··· Extracted information

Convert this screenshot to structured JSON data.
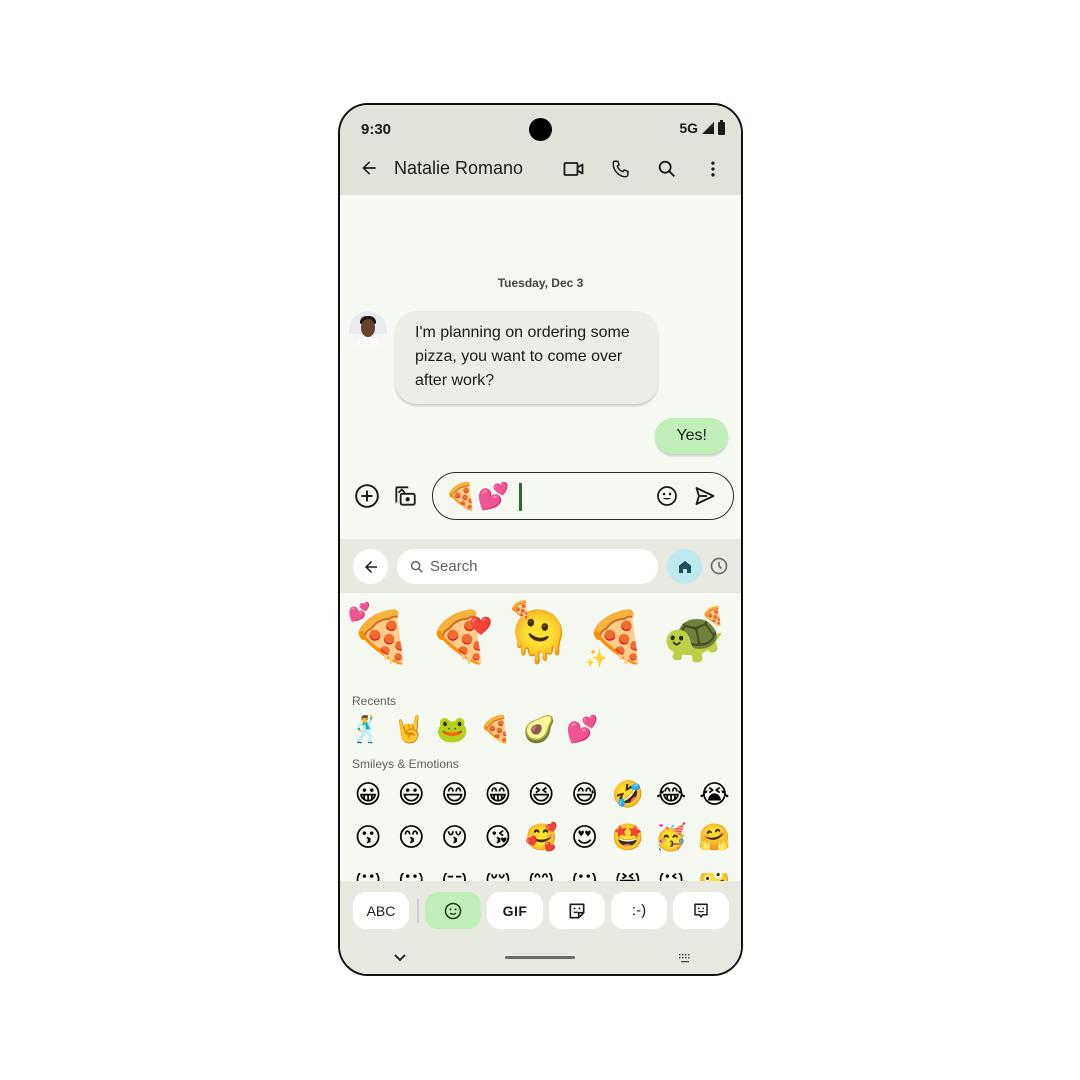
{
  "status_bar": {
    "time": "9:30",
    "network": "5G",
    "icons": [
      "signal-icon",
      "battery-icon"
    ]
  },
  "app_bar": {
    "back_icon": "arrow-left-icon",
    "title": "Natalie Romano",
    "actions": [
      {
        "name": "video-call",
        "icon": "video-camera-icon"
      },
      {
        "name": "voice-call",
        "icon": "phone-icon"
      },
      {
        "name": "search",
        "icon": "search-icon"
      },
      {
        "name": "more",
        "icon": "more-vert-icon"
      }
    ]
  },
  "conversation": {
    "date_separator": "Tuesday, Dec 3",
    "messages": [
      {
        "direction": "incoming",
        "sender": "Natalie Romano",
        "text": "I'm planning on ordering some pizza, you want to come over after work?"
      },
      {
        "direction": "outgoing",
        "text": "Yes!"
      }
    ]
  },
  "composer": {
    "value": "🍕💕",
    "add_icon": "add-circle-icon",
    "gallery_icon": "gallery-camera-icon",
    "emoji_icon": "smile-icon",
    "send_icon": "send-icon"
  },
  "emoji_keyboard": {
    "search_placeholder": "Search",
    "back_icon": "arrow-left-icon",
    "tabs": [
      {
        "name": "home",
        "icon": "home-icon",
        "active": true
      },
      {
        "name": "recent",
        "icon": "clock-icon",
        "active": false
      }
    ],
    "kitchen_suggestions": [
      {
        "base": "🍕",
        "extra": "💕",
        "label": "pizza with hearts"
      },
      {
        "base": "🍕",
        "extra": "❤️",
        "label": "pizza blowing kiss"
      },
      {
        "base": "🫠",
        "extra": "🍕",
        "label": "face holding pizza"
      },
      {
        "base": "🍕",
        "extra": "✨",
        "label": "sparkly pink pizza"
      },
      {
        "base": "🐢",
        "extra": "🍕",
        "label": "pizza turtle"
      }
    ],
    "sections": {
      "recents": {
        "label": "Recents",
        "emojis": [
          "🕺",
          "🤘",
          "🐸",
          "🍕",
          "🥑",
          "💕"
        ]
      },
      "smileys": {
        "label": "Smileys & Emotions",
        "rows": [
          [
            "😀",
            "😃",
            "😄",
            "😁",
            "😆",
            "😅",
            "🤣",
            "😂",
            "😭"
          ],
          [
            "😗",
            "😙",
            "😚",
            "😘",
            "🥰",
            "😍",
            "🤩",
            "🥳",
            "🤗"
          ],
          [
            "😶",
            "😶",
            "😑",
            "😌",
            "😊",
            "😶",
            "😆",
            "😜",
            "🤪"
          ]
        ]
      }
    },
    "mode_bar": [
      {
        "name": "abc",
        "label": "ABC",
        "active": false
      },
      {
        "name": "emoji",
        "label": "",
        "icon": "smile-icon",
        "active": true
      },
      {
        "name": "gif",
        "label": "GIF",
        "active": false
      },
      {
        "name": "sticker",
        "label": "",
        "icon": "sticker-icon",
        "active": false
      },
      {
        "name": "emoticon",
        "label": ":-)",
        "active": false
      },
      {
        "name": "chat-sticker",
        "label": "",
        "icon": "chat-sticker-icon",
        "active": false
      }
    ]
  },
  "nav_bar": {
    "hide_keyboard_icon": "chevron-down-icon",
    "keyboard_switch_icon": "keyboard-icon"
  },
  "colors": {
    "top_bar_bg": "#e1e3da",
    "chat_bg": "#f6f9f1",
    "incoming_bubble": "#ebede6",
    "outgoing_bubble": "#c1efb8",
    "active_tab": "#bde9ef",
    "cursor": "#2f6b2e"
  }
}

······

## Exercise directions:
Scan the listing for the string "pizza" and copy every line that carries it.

## Result of the exercise:
        "text": "I'm planning on ordering some pizza, you want to come over after work?"
        "label": "pizza with hearts"
        "label": "pizza blowing kiss"
        "label": "face holding pizza"
        "label": "sparkly pink pizza"
        "label": "pizza turtle"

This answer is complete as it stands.